(Data records for software interfaces)
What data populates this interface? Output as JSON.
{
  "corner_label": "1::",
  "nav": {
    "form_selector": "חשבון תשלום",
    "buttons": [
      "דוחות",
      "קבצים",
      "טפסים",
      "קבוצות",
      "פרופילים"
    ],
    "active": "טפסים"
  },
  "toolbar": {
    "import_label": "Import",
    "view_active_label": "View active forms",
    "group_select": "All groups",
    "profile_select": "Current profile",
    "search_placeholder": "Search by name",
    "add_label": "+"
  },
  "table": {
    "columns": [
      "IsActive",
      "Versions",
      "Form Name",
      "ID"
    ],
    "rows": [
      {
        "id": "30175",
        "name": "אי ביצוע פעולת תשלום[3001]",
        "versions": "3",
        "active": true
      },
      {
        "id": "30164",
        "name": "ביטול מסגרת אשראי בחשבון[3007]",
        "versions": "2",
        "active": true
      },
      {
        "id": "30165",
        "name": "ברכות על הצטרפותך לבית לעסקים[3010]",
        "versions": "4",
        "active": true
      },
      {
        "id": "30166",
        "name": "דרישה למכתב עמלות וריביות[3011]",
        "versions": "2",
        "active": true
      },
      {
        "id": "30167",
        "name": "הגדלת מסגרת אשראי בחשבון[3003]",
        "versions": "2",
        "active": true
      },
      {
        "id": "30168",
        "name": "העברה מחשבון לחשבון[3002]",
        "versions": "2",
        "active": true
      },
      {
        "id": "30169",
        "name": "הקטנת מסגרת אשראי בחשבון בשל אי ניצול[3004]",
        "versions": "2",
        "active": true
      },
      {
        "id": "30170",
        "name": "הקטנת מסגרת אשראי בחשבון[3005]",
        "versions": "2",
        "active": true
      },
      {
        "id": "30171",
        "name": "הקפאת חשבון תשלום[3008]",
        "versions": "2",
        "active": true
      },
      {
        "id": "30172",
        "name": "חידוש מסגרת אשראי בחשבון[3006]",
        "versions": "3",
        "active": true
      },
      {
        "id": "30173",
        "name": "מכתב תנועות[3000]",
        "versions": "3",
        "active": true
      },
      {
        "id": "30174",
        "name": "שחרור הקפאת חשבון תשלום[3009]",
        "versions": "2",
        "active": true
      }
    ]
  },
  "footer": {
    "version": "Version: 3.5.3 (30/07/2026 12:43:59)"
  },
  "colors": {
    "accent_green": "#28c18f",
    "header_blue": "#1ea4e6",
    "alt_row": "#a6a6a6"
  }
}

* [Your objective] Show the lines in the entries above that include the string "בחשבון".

* [Response box]
        "name": "ביטול מסגרת אשראי בחשבון[3007]",
        "name": "הגדלת מסגרת אשראי בחשבון[3003]",
        "name": "הקטנת מסגרת אשראי בחשבון בשל אי ניצול[3004]",
        "name": "הקטנת מסגרת אשראי בחשבון[3005]",
        "name": "חידוש מסגרת אשראי בחשבון[3006]",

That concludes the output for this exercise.